To UK economy watchers, the government’s objections to subsidies are unsurprising. Sufficient public investment has been a longstanding problem which IRA has further exposed. The UK has preferred short term, competitive and limited funding pots. The Automotive Transformation Fund, for example, has been insufficient to scale up UK electric vehicle production (as Helena Bennett notes on page 17). Yet, when the UK has tried long term committed funding, adaptable to changing needs, it has worked. Look at what contracts for difference did for the UK’s offshore wind industry.
Meanwhile, regulation has been soft, often with a preference for voluntary sector led agreements (see the North Sea Transition Deal or the Automotive Sector Deal) rather than the hard measures necessary to create markets, for example in energy efficiency standards.
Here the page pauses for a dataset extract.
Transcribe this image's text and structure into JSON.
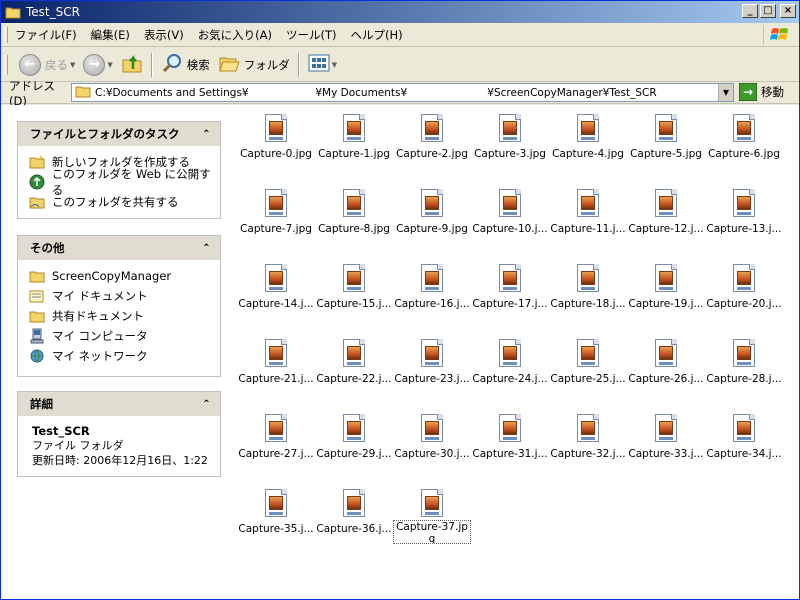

The US has ultimately turned to subsidies, after years of political deadlock, trying to regulate emissions or introduce carbon pricing. But the UK appears to be turning down spending without trying to regulate properly. Things are even worse on the demand side, where successive UK governments have been very tentative with either regulation or spending to bring costs down for those purchasing green tech.
Other essays in this collection will talk about how to apply industrial policy tools in specific sectors, while Green Alliance will soon release work on the next wave of green industries and how the UK might capture value from them. But looking across the economy, it is clear what is needed.
Small scale, singular interventions are ineffective. Worse, where these are used as rhetorical defences, as with the Boiler Upgrade Scheme, they stymie consideration of broader action. IRA is proving successful not just for its dollars but for its ten year commitment, and the breadth of the sectors is covers. The UK showed the world this was possible with offshore wind but the same consistency has not been applied to other sectors.
The size and comprehensiveness of a much needed UK industrial policy doesn’t only have to be counted in pounds, it should be judged by the number of years, the breadth of the package and the quality of regulation. That’s how the markets will be made, before others get there first.